Brown Skeptical on Fate of ‘Nick’s Law’
Oklahoma City (January 30, 2009) State Capitol – The House of Representatives will take up autism legislation in one of the first committee meetings of the session, but one bill’s House author today expressed skepticism over his bill’s chances at receiving a full vote.
Democratic Floor Leader Mike Brown, D-Tahlequah, stated that the anticipated hearing for HB1312, or “Nick’s Law,” in committee on Tuesday is “a grudging shuffle in the direction of fairness,” brought on only by pressure Republican leadership has felt from families across the state.
“Last year this bill wasn’t even heard in committee, so sure – any movement is progress. Unfortunately, the Republicans have already made up their minds to kill this bill before they’ve heard it,” Brown stated.
“It’s regrettable that the people most hurt if this bill isn’t put to a full vote on the House floor are the families of autistic children. The Republicans claim to sympathize with the plight of these families, but how sympathetic can they be if they won’t respond to their one request?”
If passed, Nick’s Law will provide equity in health insurance coverage for parents of children with autism. Currently, many families who have private insurance must pay out of their pocket for diagnosis and treatment because several insurance companies refuse to cover expenses related to autism.
Republicans have argued that requiring autism coverage would have a burdensome fiscal impact. However, a study released this week from Oklahoma State Education Employees Group Insurance Board underscores that the fiscal impact would be minimal – affecting average insurance premiums by no more than one percent.
“There’s no reason now not to support Nick’s Law. The benefit greatly outweighs the cost,” stated Brown.
Brown said that the families he has spoken with are “grateful for any opportunity to finally make their case that this bill should become law,” but they can also see the writing on the wall.
“I wish I could be more hopeful for the future of Nick’s Law this year, but my Republican colleagues haven’t given me any reason to be optimistic,” added Brown. “I hope I’m wrong.

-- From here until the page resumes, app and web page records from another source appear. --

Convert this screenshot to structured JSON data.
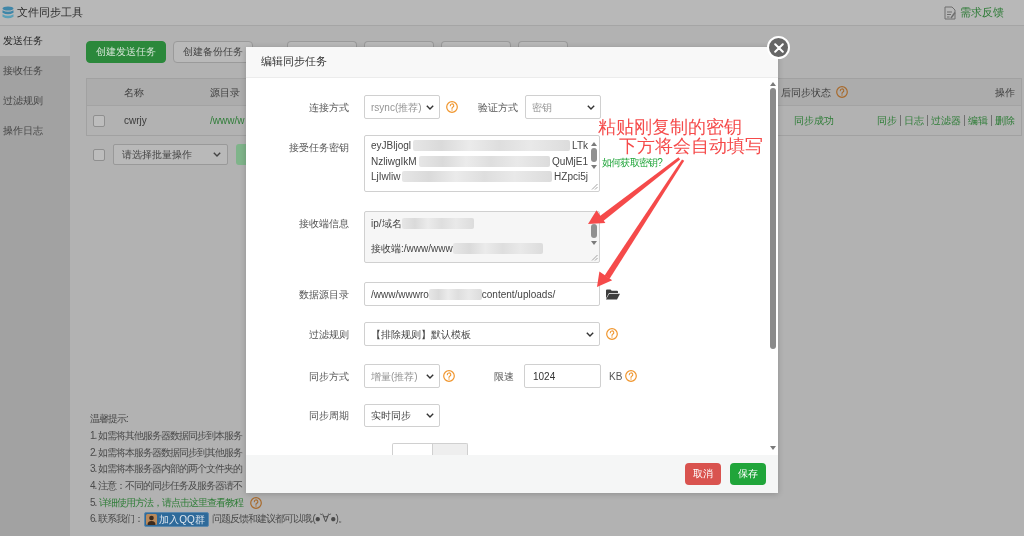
{
  "window": {
    "title": "文件同步工具",
    "feedback_link": "需求反馈"
  },
  "sidebar": {
    "items": [
      {
        "label": "发送任务",
        "selected": true
      },
      {
        "label": "接收任务",
        "selected": false
      },
      {
        "label": "过滤规则",
        "selected": false
      },
      {
        "label": "操作日志",
        "selected": false
      }
    ]
  },
  "toolbar": {
    "buttons": [
      {
        "label": "创建发送任务",
        "kind": "primary"
      },
      {
        "label": "创建备份任务",
        "kind": "outline"
      },
      {
        "kind": "outline"
      },
      {
        "kind": "outline"
      },
      {
        "kind": "outline"
      },
      {
        "kind": "outline"
      }
    ]
  },
  "table": {
    "columns": [
      {
        "label": "名称"
      },
      {
        "label": "源目录"
      },
      {
        "label": "后同步状态",
        "help": true
      },
      {
        "label": "操作"
      }
    ],
    "rows": [
      {
        "checked": false,
        "name": "cwrjy",
        "source": "/www/w",
        "status": "同步成功",
        "actions": [
          "同步",
          "日志",
          "过滤器",
          "编辑",
          "删除"
        ]
      }
    ]
  },
  "batch": {
    "checked": false,
    "select": "请选择批量操作"
  },
  "tips": {
    "title": "温馨提示:",
    "lines": [
      {
        "kind": "text",
        "text": "1. 如需将其他服务器数据同步到本服务"
      },
      {
        "kind": "text",
        "text": "2. 如需将本服务器数据同步到其他服务"
      },
      {
        "kind": "text",
        "text": "3. 如需将本服务器内部的两个文件夹的"
      },
      {
        "kind": "text",
        "text": "4. 注意：不同的同步任务及服务器请不"
      },
      {
        "kind": "link",
        "prefix": "5.",
        "text": "详细使用方法，请点击这里查看教程",
        "help": true
      },
      {
        "kind": "contact",
        "prefix": "6. 联系我们：",
        "badge": "加入QQ群",
        "text": "问题反馈和建议都可以哦.(●ˇ∀ˇ●)。"
      }
    ]
  },
  "dialog": {
    "title": "编辑同步任务",
    "connection": {
      "label": "连接方式",
      "value": "rsync(推荐)",
      "disabled": true,
      "help": true
    },
    "auth": {
      "label": "验证方式",
      "value": "密钥",
      "disabled": true
    },
    "key": {
      "label": "接受任务密钥",
      "lines": [
        {
          "start": "eyJBljogl",
          "redacted": true,
          "end": "LTk"
        },
        {
          "start": "NzliwgIkM",
          "redacted": true,
          "end": "QuMjE1"
        },
        {
          "start": "LjIwliw",
          "redacted": true,
          "end": "HZpci5j"
        }
      ],
      "link": "如何获取密钥?"
    },
    "receiver": {
      "label": "接收端信息",
      "lines": [
        {
          "start": "ip/域名",
          "redacted": true
        },
        {
          "start": "接收端:/www/www",
          "redacted": true
        }
      ]
    },
    "source_dir": {
      "label": "数据源目录",
      "start": "/www/wwwro",
      "redacted": true,
      "end": "content/uploads/"
    },
    "filter": {
      "label": "过滤规则",
      "value": "【排除规则】默认模板",
      "disabled": false,
      "help": true
    },
    "sync_mode": {
      "label": "同步方式",
      "value": "增量(推荐)",
      "disabled": true,
      "help": true
    },
    "speed_limit": {
      "label": "限速",
      "value": "1024",
      "unit": "KB",
      "help": true
    },
    "sync_cycle": {
      "label": "同步周期",
      "value": "实时同步",
      "disabled": false
    },
    "buttons": [
      {
        "label": "取消",
        "kind": "cancel"
      },
      {
        "label": "保存",
        "kind": "save"
      }
    ]
  },
  "annotation": {
    "lines": [
      "粘贴刚复制的密钥",
      "下方将会自动填写"
    ]
  }
}
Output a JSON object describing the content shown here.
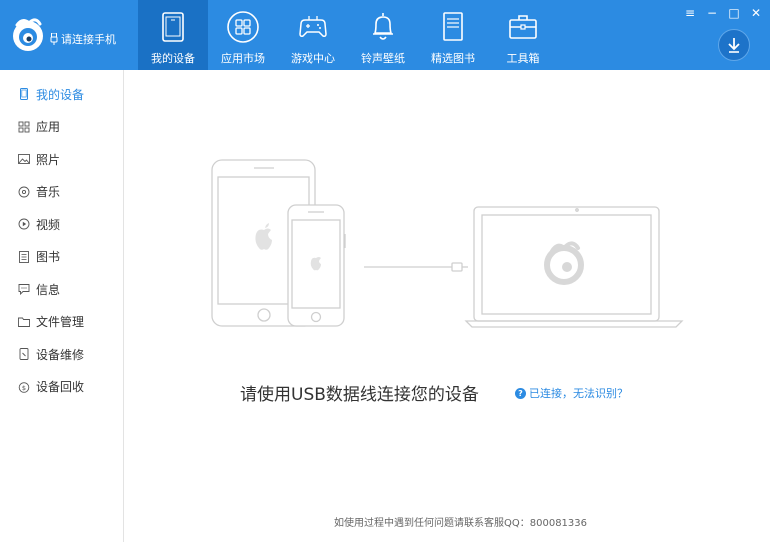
{
  "app": {
    "connect_status": "请连接手机"
  },
  "tabs": [
    {
      "label": "我的设备",
      "active": true
    },
    {
      "label": "应用市场",
      "active": false
    },
    {
      "label": "游戏中心",
      "active": false
    },
    {
      "label": "铃声壁纸",
      "active": false
    },
    {
      "label": "精选图书",
      "active": false
    },
    {
      "label": "工具箱",
      "active": false
    }
  ],
  "window_controls": {
    "menu": "≡",
    "minimize": "−",
    "maximize": "□",
    "close": "✕"
  },
  "sidebar": {
    "items": [
      {
        "label": "我的设备",
        "icon": "phone-icon",
        "active": true
      },
      {
        "label": "应用",
        "icon": "apps-grid-icon",
        "active": false
      },
      {
        "label": "照片",
        "icon": "photo-icon",
        "active": false
      },
      {
        "label": "音乐",
        "icon": "music-icon",
        "active": false
      },
      {
        "label": "视频",
        "icon": "video-icon",
        "active": false
      },
      {
        "label": "图书",
        "icon": "book-icon",
        "active": false
      },
      {
        "label": "信息",
        "icon": "message-icon",
        "active": false
      },
      {
        "label": "文件管理",
        "icon": "folder-icon",
        "active": false
      },
      {
        "label": "设备维修",
        "icon": "repair-icon",
        "active": false
      },
      {
        "label": "设备回收",
        "icon": "recycle-icon",
        "active": false
      }
    ]
  },
  "main": {
    "prompt": "请使用USB数据线连接您的设备",
    "help_link": "已连接，无法识别？",
    "footer": "如使用过程中遇到任何问题请联系客服QQ：800081336"
  },
  "colors": {
    "brand": "#2c8be2",
    "tab_active": "#1a71c5"
  }
}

I hope this bill gets a chance for a clean up-or-down vote on the House floor.
“These families deserve it, and these children deserve to have someone speak for them.”